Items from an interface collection
....

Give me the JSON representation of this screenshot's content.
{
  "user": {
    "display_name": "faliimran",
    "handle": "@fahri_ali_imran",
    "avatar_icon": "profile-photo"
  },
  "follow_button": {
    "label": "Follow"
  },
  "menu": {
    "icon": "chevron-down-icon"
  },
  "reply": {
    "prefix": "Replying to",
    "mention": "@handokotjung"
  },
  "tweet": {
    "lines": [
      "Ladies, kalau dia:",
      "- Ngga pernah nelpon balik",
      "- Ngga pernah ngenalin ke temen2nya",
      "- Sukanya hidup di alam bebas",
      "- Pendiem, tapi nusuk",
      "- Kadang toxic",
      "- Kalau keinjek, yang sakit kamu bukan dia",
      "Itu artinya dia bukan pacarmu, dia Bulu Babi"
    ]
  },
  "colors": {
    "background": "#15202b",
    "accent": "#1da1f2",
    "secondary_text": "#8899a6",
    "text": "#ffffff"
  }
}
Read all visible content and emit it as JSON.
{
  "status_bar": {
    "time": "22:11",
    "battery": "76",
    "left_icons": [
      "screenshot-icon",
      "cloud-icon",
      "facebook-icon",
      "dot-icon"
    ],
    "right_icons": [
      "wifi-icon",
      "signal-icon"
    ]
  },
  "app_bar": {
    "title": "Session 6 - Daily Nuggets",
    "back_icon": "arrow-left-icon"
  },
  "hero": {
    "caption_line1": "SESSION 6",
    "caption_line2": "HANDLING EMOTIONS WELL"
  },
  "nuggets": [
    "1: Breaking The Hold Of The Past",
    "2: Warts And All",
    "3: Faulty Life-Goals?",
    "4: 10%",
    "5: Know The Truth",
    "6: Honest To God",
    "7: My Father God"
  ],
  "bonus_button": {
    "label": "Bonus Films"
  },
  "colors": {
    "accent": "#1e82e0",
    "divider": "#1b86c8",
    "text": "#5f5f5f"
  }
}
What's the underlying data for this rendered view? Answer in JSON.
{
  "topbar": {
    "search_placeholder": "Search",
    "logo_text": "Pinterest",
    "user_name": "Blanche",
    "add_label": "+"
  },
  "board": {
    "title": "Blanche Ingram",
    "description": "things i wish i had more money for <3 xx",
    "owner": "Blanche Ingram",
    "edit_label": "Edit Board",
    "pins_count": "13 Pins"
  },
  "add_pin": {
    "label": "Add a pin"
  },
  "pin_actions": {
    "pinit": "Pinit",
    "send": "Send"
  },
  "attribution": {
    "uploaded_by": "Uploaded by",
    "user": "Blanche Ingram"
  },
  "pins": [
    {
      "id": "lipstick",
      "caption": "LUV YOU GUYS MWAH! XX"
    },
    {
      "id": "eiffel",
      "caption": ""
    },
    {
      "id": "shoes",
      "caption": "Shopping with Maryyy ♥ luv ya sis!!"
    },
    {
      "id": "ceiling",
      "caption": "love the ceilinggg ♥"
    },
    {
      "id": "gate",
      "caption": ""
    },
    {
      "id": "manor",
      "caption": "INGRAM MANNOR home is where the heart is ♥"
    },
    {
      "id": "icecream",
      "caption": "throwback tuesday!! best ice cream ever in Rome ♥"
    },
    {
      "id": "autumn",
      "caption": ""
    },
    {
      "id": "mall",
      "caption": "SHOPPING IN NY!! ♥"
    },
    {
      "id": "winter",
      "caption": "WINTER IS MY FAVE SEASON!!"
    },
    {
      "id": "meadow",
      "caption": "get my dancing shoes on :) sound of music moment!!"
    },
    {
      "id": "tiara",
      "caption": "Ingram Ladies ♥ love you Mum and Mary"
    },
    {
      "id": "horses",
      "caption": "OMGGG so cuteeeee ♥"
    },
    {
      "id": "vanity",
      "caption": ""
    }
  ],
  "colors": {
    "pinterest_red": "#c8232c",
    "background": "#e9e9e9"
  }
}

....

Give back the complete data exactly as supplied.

SOLUTION TO THE EXERCISE:
Give me the JSON representation of this screenshot's content.
{
  "user": {
    "display_name": "faliimran",
    "handle": "@fahri_ali_imran",
    "avatar_icon": "profile-photo"
  },
  "follow_button": {
    "label": "Follow"
  },
  "menu": {
    "icon": "chevron-down-icon"
  },
  "reply": {
    "prefix": "Replying to",
    "mention": "@handokotjung"
  },
  "tweet": {
    "lines": [
      "Ladies, kalau dia:",
      "- Ngga pernah nelpon balik",
      "- Ngga pernah ngenalin ke temen2nya",
      "- Sukanya hidup di alam bebas",
      "- Pendiem, tapi nusuk",
      "- Kadang toxic",
      "- Kalau keinjek, yang sakit kamu bukan dia",
      "Itu artinya dia bukan pacarmu, dia Bulu Babi"
    ]
  },
  "colors": {
    "background": "#15202b",
    "accent": "#1da1f2",
    "secondary_text": "#8899a6",
    "text": "#ffffff"
  }
}
Read all visible content and emit it as JSON.
{
  "status_bar": {
    "time": "22:11",
    "battery": "76",
    "left_icons": [
      "screenshot-icon",
      "cloud-icon",
      "facebook-icon",
      "dot-icon"
    ],
    "right_icons": [
      "wifi-icon",
      "signal-icon"
    ]
  },
  "app_bar": {
    "title": "Session 6 - Daily Nuggets",
    "back_icon": "arrow-left-icon"
  },
  "hero": {
    "caption_line1": "SESSION 6",
    "caption_line2": "HANDLING EMOTIONS WELL"
  },
  "nuggets": [
    "1: Breaking The Hold Of The Past",
    "2: Warts And All",
    "3: Faulty Life-Goals?",
    "4: 10%",
    "5: Know The Truth",
    "6: Honest To God",
    "7: My Father God"
  ],
  "bonus_button": {
    "label": "Bonus Films"
  },
  "colors": {
    "accent": "#1e82e0",
    "divider": "#1b86c8",
    "text": "#5f5f5f"
  }
}
What's the underlying data for this rendered view? Answer in JSON.
{
  "topbar": {
    "search_placeholder": "Search",
    "logo_text": "Pinterest",
    "user_name": "Blanche",
    "add_label": "+"
  },
  "board": {
    "title": "Blanche Ingram",
    "description": "things i wish i had more money for <3 xx",
    "owner": "Blanche Ingram",
    "edit_label": "Edit Board",
    "pins_count": "13 Pins"
  },
  "add_pin": {
    "label": "Add a pin"
  },
  "pin_actions": {
    "pinit": "Pinit",
    "send": "Send"
  },
  "attribution": {
    "uploaded_by": "Uploaded by",
    "user": "Blanche Ingram"
  },
  "pins": [
    {
      "id": "lipstick",
      "caption": "LUV YOU GUYS MWAH! XX"
    },
    {
      "id": "eiffel",
      "caption": ""
    },
    {
      "id": "shoes",
      "caption": "Shopping with Maryyy ♥ luv ya sis!!"
    },
    {
      "id": "ceiling",
      "caption": "love the ceilinggg ♥"
    },
    {
      "id": "gate",
      "caption": ""
    },
    {
      "id": "manor",
      "caption": "INGRAM MANNOR home is where the heart is ♥"
    },
    {
      "id": "icecream",
      "caption": "throwback tuesday!! best ice cream ever in Rome ♥"
    },
    {
      "id": "autumn",
      "caption": ""
    },
    {
      "id": "mall",
      "caption": "SHOPPING IN NY!! ♥"
    },
    {
      "id": "winter",
      "caption": "WINTER IS MY FAVE SEASON!!"
    },
    {
      "id": "meadow",
      "caption": "get my dancing shoes on :) sound of music moment!!"
    },
    {
      "id": "tiara",
      "caption": "Ingram Ladies ♥ love you Mum and Mary"
    },
    {
      "id": "horses",
      "caption": "OMGGG so cuteeeee ♥"
    },
    {
      "id": "vanity",
      "caption": ""
    }
  ],
  "colors": {
    "pinterest_red": "#c8232c",
    "background": "#e9e9e9"
  }
}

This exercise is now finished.